→ **What is needed**: Across the whole listing, filter for the string "this" and copy every line that has it.
* * *
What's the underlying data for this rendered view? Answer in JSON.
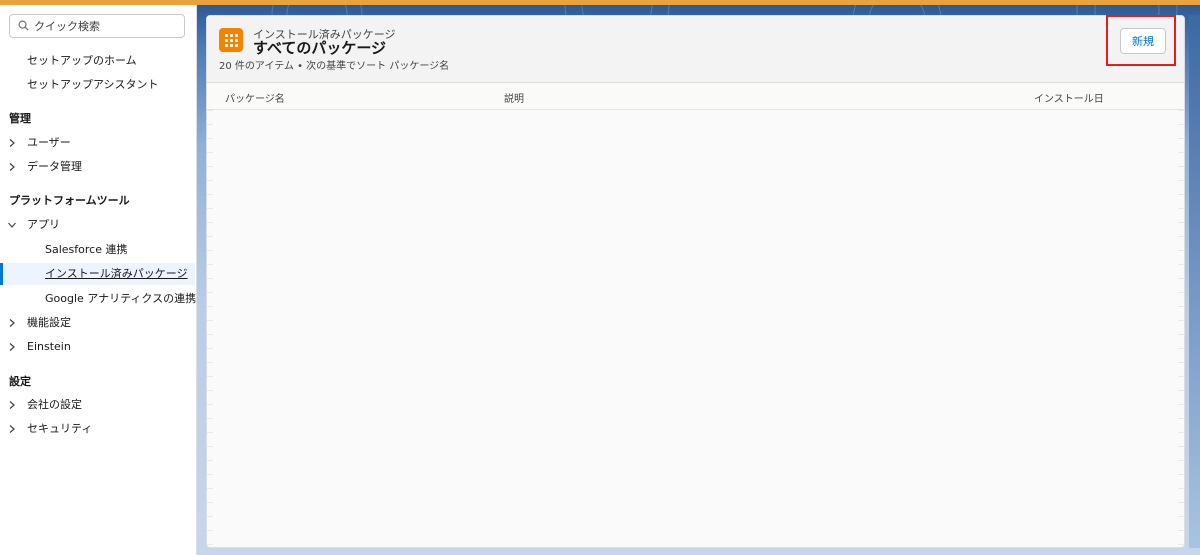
{
  "sidebar": {
    "search_placeholder": "クイック検索",
    "home": "セットアップのホーム",
    "assistant": "セットアップアシスタント",
    "sections": {
      "admin": "管理",
      "platform_tools": "プラットフォームツール",
      "settings": "設定"
    },
    "items": {
      "users": "ユーザー",
      "data_management": "データ管理",
      "apps": "アプリ",
      "salesforce_connect": "Salesforce 連携",
      "installed_packages": "インストール済みパッケージ",
      "google_analytics": "Google アナリティクスの連携",
      "feature_settings": "機能設定",
      "einstein": "Einstein",
      "company_settings": "会社の設定",
      "security": "セキュリティ"
    }
  },
  "header": {
    "eyebrow": "インストール済みパッケージ",
    "title": "すべてのパッケージ",
    "meta": "20 件のアイテム • 次の基準でソート パッケージ名",
    "new_button": "新規"
  },
  "table": {
    "columns": [
      "パッケージ名",
      "説明",
      "インストール日"
    ]
  },
  "colors": {
    "accent": "#0176d3",
    "icon_orange": "#f38303",
    "highlight_red": "#e0201f",
    "top_bar": "#e8a33d"
  }
}
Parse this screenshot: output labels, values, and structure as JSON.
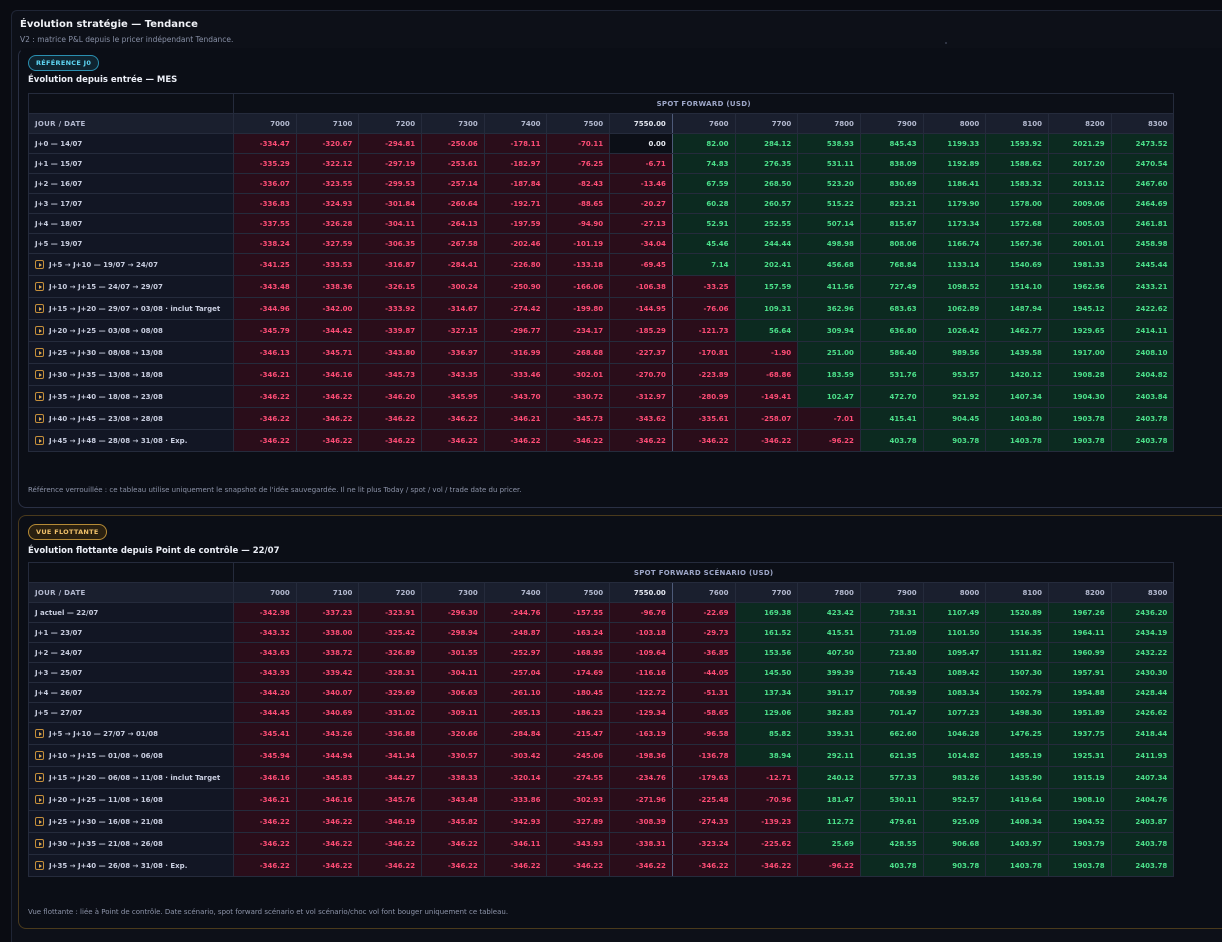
{
  "window": {
    "title": "Évolution stratégie — Tendance",
    "subtitle": "V2 : matrice P&L depuis le pricer indépendant Tendance."
  },
  "panel1": {
    "badge": "RÉFÉRENCE J0",
    "title": "Évolution depuis entrée — MES",
    "super_header": "SPOT FORWARD (USD)",
    "first_col_header": "JOUR / DATE",
    "columns": [
      "7000",
      "7100",
      "7200",
      "7300",
      "7400",
      "7500",
      "7550.00",
      "7600",
      "7700",
      "7800",
      "7900",
      "8000",
      "8100",
      "8200",
      "8300"
    ],
    "ref_index": 6,
    "rows": [
      {
        "label": "J+0 — 14/07",
        "range": false,
        "values": [
          "-334.47",
          "-320.67",
          "-294.81",
          "-250.06",
          "-178.11",
          "-70.11",
          "0.00",
          "82.00",
          "284.12",
          "538.93",
          "845.43",
          "1199.33",
          "1593.92",
          "2021.29",
          "2473.52"
        ]
      },
      {
        "label": "J+1 — 15/07",
        "range": false,
        "values": [
          "-335.29",
          "-322.12",
          "-297.19",
          "-253.61",
          "-182.97",
          "-76.25",
          "-6.71",
          "74.83",
          "276.35",
          "531.11",
          "838.09",
          "1192.89",
          "1588.62",
          "2017.20",
          "2470.54"
        ]
      },
      {
        "label": "J+2 — 16/07",
        "range": false,
        "values": [
          "-336.07",
          "-323.55",
          "-299.53",
          "-257.14",
          "-187.84",
          "-82.43",
          "-13.46",
          "67.59",
          "268.50",
          "523.20",
          "830.69",
          "1186.41",
          "1583.32",
          "2013.12",
          "2467.60"
        ]
      },
      {
        "label": "J+3 — 17/07",
        "range": false,
        "values": [
          "-336.83",
          "-324.93",
          "-301.84",
          "-260.64",
          "-192.71",
          "-88.65",
          "-20.27",
          "60.28",
          "260.57",
          "515.22",
          "823.21",
          "1179.90",
          "1578.00",
          "2009.06",
          "2464.69"
        ]
      },
      {
        "label": "J+4 — 18/07",
        "range": false,
        "values": [
          "-337.55",
          "-326.28",
          "-304.11",
          "-264.13",
          "-197.59",
          "-94.90",
          "-27.13",
          "52.91",
          "252.55",
          "507.14",
          "815.67",
          "1173.34",
          "1572.68",
          "2005.03",
          "2461.81"
        ]
      },
      {
        "label": "J+5 — 19/07",
        "range": false,
        "values": [
          "-338.24",
          "-327.59",
          "-306.35",
          "-267.58",
          "-202.46",
          "-101.19",
          "-34.04",
          "45.46",
          "244.44",
          "498.98",
          "808.06",
          "1166.74",
          "1567.36",
          "2001.01",
          "2458.98"
        ]
      },
      {
        "label": "J+5 → J+10 — 19/07 → 24/07",
        "range": true,
        "values": [
          "-341.25",
          "-333.53",
          "-316.87",
          "-284.41",
          "-226.80",
          "-133.18",
          "-69.45",
          "7.14",
          "202.41",
          "456.68",
          "768.84",
          "1133.14",
          "1540.69",
          "1981.33",
          "2445.44"
        ]
      },
      {
        "label": "J+10 → J+15 — 24/07 → 29/07",
        "range": true,
        "values": [
          "-343.48",
          "-338.36",
          "-326.15",
          "-300.24",
          "-250.90",
          "-166.06",
          "-106.38",
          "-33.25",
          "157.59",
          "411.56",
          "727.49",
          "1098.52",
          "1514.10",
          "1962.56",
          "2433.21"
        ]
      },
      {
        "label": "J+15 → J+20 — 29/07 → 03/08 · inclut Target",
        "range": true,
        "values": [
          "-344.96",
          "-342.00",
          "-333.92",
          "-314.67",
          "-274.42",
          "-199.80",
          "-144.95",
          "-76.06",
          "109.31",
          "362.96",
          "683.63",
          "1062.89",
          "1487.94",
          "1945.12",
          "2422.62"
        ]
      },
      {
        "label": "J+20 → J+25 — 03/08 → 08/08",
        "range": true,
        "values": [
          "-345.79",
          "-344.42",
          "-339.87",
          "-327.15",
          "-296.77",
          "-234.17",
          "-185.29",
          "-121.73",
          "56.64",
          "309.94",
          "636.80",
          "1026.42",
          "1462.77",
          "1929.65",
          "2414.11"
        ]
      },
      {
        "label": "J+25 → J+30 — 08/08 → 13/08",
        "range": true,
        "values": [
          "-346.13",
          "-345.71",
          "-343.80",
          "-336.97",
          "-316.99",
          "-268.68",
          "-227.37",
          "-170.81",
          "-1.90",
          "251.00",
          "586.40",
          "989.56",
          "1439.58",
          "1917.00",
          "2408.10"
        ]
      },
      {
        "label": "J+30 → J+35 — 13/08 → 18/08",
        "range": true,
        "values": [
          "-346.21",
          "-346.16",
          "-345.73",
          "-343.35",
          "-333.46",
          "-302.01",
          "-270.70",
          "-223.89",
          "-68.86",
          "183.59",
          "531.76",
          "953.57",
          "1420.12",
          "1908.28",
          "2404.82"
        ]
      },
      {
        "label": "J+35 → J+40 — 18/08 → 23/08",
        "range": true,
        "values": [
          "-346.22",
          "-346.22",
          "-346.20",
          "-345.95",
          "-343.70",
          "-330.72",
          "-312.97",
          "-280.99",
          "-149.41",
          "102.47",
          "472.70",
          "921.92",
          "1407.34",
          "1904.30",
          "2403.84"
        ]
      },
      {
        "label": "J+40 → J+45 — 23/08 → 28/08",
        "range": true,
        "values": [
          "-346.22",
          "-346.22",
          "-346.22",
          "-346.22",
          "-346.21",
          "-345.73",
          "-343.62",
          "-335.61",
          "-258.07",
          "-7.01",
          "415.41",
          "904.45",
          "1403.80",
          "1903.78",
          "2403.78"
        ]
      },
      {
        "label": "J+45 → J+48 — 28/08 → 31/08 · Exp.",
        "range": true,
        "values": [
          "-346.22",
          "-346.22",
          "-346.22",
          "-346.22",
          "-346.22",
          "-346.22",
          "-346.22",
          "-346.22",
          "-346.22",
          "-96.22",
          "403.78",
          "903.78",
          "1403.78",
          "1903.78",
          "2403.78"
        ]
      }
    ],
    "note": "Référence verrouillée : ce tableau utilise uniquement le snapshot de l'idée sauvegardée. Il ne lit plus Today / spot / vol / trade date du pricer."
  },
  "panel2": {
    "badge": "VUE FLOTTANTE",
    "title": "Évolution flottante depuis Point de contrôle — 22/07",
    "super_header": "SPOT FORWARD SCÉNARIO (USD)",
    "first_col_header": "JOUR / DATE",
    "columns": [
      "7000",
      "7100",
      "7200",
      "7300",
      "7400",
      "7500",
      "7550.00",
      "7600",
      "7700",
      "7800",
      "7900",
      "8000",
      "8100",
      "8200",
      "8300"
    ],
    "ref_index": 6,
    "rows": [
      {
        "label": "J actuel — 22/07",
        "range": false,
        "values": [
          "-342.98",
          "-337.23",
          "-323.91",
          "-296.30",
          "-244.76",
          "-157.55",
          "-96.76",
          "-22.69",
          "169.38",
          "423.42",
          "738.31",
          "1107.49",
          "1520.89",
          "1967.26",
          "2436.20"
        ]
      },
      {
        "label": "J+1 — 23/07",
        "range": false,
        "values": [
          "-343.32",
          "-338.00",
          "-325.42",
          "-298.94",
          "-248.87",
          "-163.24",
          "-103.18",
          "-29.73",
          "161.52",
          "415.51",
          "731.09",
          "1101.50",
          "1516.35",
          "1964.11",
          "2434.19"
        ]
      },
      {
        "label": "J+2 — 24/07",
        "range": false,
        "values": [
          "-343.63",
          "-338.72",
          "-326.89",
          "-301.55",
          "-252.97",
          "-168.95",
          "-109.64",
          "-36.85",
          "153.56",
          "407.50",
          "723.80",
          "1095.47",
          "1511.82",
          "1960.99",
          "2432.22"
        ]
      },
      {
        "label": "J+3 — 25/07",
        "range": false,
        "values": [
          "-343.93",
          "-339.42",
          "-328.31",
          "-304.11",
          "-257.04",
          "-174.69",
          "-116.16",
          "-44.05",
          "145.50",
          "399.39",
          "716.43",
          "1089.42",
          "1507.30",
          "1957.91",
          "2430.30"
        ]
      },
      {
        "label": "J+4 — 26/07",
        "range": false,
        "values": [
          "-344.20",
          "-340.07",
          "-329.69",
          "-306.63",
          "-261.10",
          "-180.45",
          "-122.72",
          "-51.31",
          "137.34",
          "391.17",
          "708.99",
          "1083.34",
          "1502.79",
          "1954.88",
          "2428.44"
        ]
      },
      {
        "label": "J+5 — 27/07",
        "range": false,
        "values": [
          "-344.45",
          "-340.69",
          "-331.02",
          "-309.11",
          "-265.13",
          "-186.23",
          "-129.34",
          "-58.65",
          "129.06",
          "382.83",
          "701.47",
          "1077.23",
          "1498.30",
          "1951.89",
          "2426.62"
        ]
      },
      {
        "label": "J+5 → J+10 — 27/07 → 01/08",
        "range": true,
        "values": [
          "-345.41",
          "-343.26",
          "-336.88",
          "-320.66",
          "-284.84",
          "-215.47",
          "-163.19",
          "-96.58",
          "85.82",
          "339.31",
          "662.60",
          "1046.28",
          "1476.25",
          "1937.75",
          "2418.44"
        ]
      },
      {
        "label": "J+10 → J+15 — 01/08 → 06/08",
        "range": true,
        "values": [
          "-345.94",
          "-344.94",
          "-341.34",
          "-330.57",
          "-303.42",
          "-245.06",
          "-198.36",
          "-136.78",
          "38.94",
          "292.11",
          "621.35",
          "1014.82",
          "1455.19",
          "1925.31",
          "2411.93"
        ]
      },
      {
        "label": "J+15 → J+20 — 06/08 → 11/08 · inclut Target",
        "range": true,
        "values": [
          "-346.16",
          "-345.83",
          "-344.27",
          "-338.33",
          "-320.14",
          "-274.55",
          "-234.76",
          "-179.63",
          "-12.71",
          "240.12",
          "577.33",
          "983.26",
          "1435.90",
          "1915.19",
          "2407.34"
        ]
      },
      {
        "label": "J+20 → J+25 — 11/08 → 16/08",
        "range": true,
        "values": [
          "-346.21",
          "-346.16",
          "-345.76",
          "-343.48",
          "-333.86",
          "-302.93",
          "-271.96",
          "-225.48",
          "-70.96",
          "181.47",
          "530.11",
          "952.57",
          "1419.64",
          "1908.10",
          "2404.76"
        ]
      },
      {
        "label": "J+25 → J+30 — 16/08 → 21/08",
        "range": true,
        "values": [
          "-346.22",
          "-346.22",
          "-346.19",
          "-345.82",
          "-342.93",
          "-327.89",
          "-308.39",
          "-274.33",
          "-139.23",
          "112.72",
          "479.61",
          "925.09",
          "1408.34",
          "1904.52",
          "2403.87"
        ]
      },
      {
        "label": "J+30 → J+35 — 21/08 → 26/08",
        "range": true,
        "values": [
          "-346.22",
          "-346.22",
          "-346.22",
          "-346.22",
          "-346.11",
          "-343.93",
          "-338.31",
          "-323.24",
          "-225.62",
          "25.69",
          "428.55",
          "906.68",
          "1403.97",
          "1903.79",
          "2403.78"
        ]
      },
      {
        "label": "J+35 → J+40 — 26/08 → 31/08 · Exp.",
        "range": true,
        "values": [
          "-346.22",
          "-346.22",
          "-346.22",
          "-346.22",
          "-346.22",
          "-346.22",
          "-346.22",
          "-346.22",
          "-346.22",
          "-96.22",
          "403.78",
          "903.78",
          "1403.78",
          "1903.78",
          "2403.78"
        ]
      }
    ],
    "note": "Vue flottante : liée à Point de contrôle. Date scénario, spot forward scénario et vol scénario/choc vol font bouger uniquement ce tableau."
  },
  "colors": {
    "negative_text": "#ff4d76",
    "negative_bg": "#2a0d1a",
    "positive_text": "#4ce08a",
    "positive_bg": "#0c2a20",
    "badge_reference": "#5fd7f5",
    "badge_floating": "#f0c06a"
  },
  "icons": {
    "range_row_marker": "play-icon"
  }
}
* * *
→ **Task answer**:
What's the underlying data for this rendered view? Answer in JSON.
Parse this screenshot: output labels, values, and structure as JSON.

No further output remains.